It was April 1991, just short of 30 years ago. I was working in my tiny office on the rim of the city room at the old San Antonio Light newspaper. All of a sudden Rosie Castro was up close and angry.
She had reason to be angry. She was working for Maria Antonietta Berriozábal, who was in a mayoral election runoff with Nelson Wolff. I had written a column expressing my admiration for Berriozábal, who had been my City Council representative for 10 years.
She had always spoken eloquently for the many hard-working but poorly paid citizens who lived in the central city District 1. And there was never a hint of scandal around her. She had never become full of herself. She truly saw herself as a servant of the people. In my opinion, she nearly always voted “right” on the issues.
But I also observed that in her decade in office, Berriozábal had never persuaded the rest of the council to pass any significant legislation addressing her issues. She was not skilled at the political give and take of legislation, a skill I thought important for a mayor.

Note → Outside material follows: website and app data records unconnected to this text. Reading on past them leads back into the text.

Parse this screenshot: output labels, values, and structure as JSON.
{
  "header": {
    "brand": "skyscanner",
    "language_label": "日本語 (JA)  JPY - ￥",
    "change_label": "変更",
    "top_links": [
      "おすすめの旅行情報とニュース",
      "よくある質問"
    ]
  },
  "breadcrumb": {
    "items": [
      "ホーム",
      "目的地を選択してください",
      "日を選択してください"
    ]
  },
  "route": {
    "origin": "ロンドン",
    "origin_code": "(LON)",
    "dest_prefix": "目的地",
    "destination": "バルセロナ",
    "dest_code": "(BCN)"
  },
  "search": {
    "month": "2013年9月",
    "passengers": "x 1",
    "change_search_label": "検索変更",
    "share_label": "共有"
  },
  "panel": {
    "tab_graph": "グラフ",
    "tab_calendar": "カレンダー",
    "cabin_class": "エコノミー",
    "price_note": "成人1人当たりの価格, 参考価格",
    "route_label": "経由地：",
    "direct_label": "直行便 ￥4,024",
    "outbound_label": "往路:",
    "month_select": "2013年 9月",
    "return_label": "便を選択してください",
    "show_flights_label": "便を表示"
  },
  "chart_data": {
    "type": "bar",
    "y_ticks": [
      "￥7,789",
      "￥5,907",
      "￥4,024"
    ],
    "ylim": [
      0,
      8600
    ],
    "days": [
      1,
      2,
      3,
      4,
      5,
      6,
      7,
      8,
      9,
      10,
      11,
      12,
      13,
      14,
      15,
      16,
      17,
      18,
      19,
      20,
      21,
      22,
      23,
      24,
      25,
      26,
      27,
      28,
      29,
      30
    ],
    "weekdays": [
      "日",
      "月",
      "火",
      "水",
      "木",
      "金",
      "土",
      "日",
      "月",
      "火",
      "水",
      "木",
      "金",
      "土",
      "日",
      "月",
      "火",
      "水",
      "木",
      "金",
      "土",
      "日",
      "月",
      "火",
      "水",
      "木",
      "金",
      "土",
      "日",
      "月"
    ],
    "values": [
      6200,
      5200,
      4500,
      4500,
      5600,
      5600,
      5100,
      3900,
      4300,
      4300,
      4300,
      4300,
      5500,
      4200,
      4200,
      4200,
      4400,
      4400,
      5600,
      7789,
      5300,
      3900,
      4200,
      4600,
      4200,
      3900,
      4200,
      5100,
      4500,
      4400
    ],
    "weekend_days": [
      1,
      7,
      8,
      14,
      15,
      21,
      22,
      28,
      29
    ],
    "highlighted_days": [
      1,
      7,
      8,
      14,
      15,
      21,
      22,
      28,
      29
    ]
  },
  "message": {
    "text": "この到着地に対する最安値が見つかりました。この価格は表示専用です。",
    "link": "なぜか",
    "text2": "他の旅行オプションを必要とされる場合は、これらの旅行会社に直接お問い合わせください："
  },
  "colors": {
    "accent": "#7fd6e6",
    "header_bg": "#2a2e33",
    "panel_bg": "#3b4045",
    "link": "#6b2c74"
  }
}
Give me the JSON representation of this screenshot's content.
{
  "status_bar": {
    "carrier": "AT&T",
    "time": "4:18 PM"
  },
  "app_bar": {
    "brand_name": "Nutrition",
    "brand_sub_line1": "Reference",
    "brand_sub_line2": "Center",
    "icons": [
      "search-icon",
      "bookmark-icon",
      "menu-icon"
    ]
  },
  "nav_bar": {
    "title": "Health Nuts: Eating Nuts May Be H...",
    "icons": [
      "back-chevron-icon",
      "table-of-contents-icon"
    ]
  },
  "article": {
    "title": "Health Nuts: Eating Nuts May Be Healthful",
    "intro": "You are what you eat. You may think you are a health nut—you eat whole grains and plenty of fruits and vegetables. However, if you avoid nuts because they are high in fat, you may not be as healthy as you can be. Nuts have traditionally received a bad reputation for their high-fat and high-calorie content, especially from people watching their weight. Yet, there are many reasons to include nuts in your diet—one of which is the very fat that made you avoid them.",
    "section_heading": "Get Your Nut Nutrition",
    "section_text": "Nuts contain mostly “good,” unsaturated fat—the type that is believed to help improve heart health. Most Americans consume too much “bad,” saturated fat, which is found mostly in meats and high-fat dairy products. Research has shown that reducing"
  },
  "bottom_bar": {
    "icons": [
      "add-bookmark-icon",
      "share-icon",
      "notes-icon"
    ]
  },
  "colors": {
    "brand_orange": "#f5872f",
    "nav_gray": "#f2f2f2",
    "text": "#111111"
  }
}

Rosie Castro (yes, the mother of two then small and now famous twins) was not restrained in her anger. My recollection of her direct quote was, “Casey, if you keep writing s— like this, there will be riots in the street!”
“Rosie,” I said, “this is San Antonio. We don’t do riots in the street.”
In my memory, at least, she lowered the volume and agreed that I was right – about the riots, not about Berriozábal.
The incident came to mind when I saw a picture of San Antonio police, clad in riot gear, standing Saturday evening between a large crowd of protesters and a small band of armed men who fancied themselves as Davey Crockett’s heirs, defending the Alamo in the wake of the infliction of graffiti on the Cenotaph, a crime for which a single suspect has been arrested.
One could make the case that San Antonio police don’t need riot gear any more than the city’s public works department needs snowplows. Maybe even less.
The last riot in San Antonio came in 1939 when about 5,000 patriots stormed and vandalized Municipal Auditorium because Mayor Maury Maverick, a First Amendment enthusiast, allowed a small openly Communist group to hold a meeting there. Some of the patriots reportedly went looking for Maverick.
The last blizzard came in 1985 when Mother Nature dumped 13 inches of snow on the city and shut it down for the better part of a week.
As 5,000 demonstrators marched on Saturday afternoon, my take on San Antonio appeared to hold. Despite the provocation of the sickening 8-minute video of the casual murder of George Floyd by a Minneapolis policeman with his hands in his pockets, the marchers were nonviolent. Angry, but nonviolent. But hours after they went home Saturday evening, the tone changed. Some of those still on the streets broke store windows, some looted, some threw things at police officers, and some tagged public spaces with graffiti. At least six were arrested on various charges, the most serious being assaulting a police officer.
Three officers were injured by flying objects, two hit in the head by bottles, one in the knee by a brick, according to police reports. About 40 businesses suffered damage. Officers responded with tear gas and pepper pellets.
At a press conference Sunday, police Chief William McManus admitted that an earlier comment of his that the hooliganism was largely the doing of outside agitators was possibly wrong. The four arrested at that time included one person from Uvalde. The others were San Antonians.
McManus was asked to compare what he had seen here with reports from other cities.
“The level of destruction and violence is not what we’ve seen around the country,” he said. “But it’s a lot for San Antonio.”
It was indeed, and it forces me to painfully reconsider my confidence that San Antonio doesn’t do riots. I can’t be so categorical.
I can still say that we don’t do race riots. The provocation came from the latest wanton murder of an unarmed black man by a police officer, yet the demonstrators were a rainbow coalition, and of the four mug shots published so far of those arrested, not one was of a black person.
If any people involved in the vandalism think they were supporting black people with those actions, I pass along a request from Ijeoma Oluo, the Seattle author of the 2018 book So You Want to Talk About Race. She says non-blacks should do nothing to increase tensions at demonstrations, since there is a good chance that it is blacks who will pay the price.
I can say one more thing. San Antonio cleans up after itself. Sunday morning citizen volunteers spontaneously showed up on Houston Street, some before the shop owners and managers, to help sweep up glass from broken windows and scrub graffiti off walls. Some brought their children.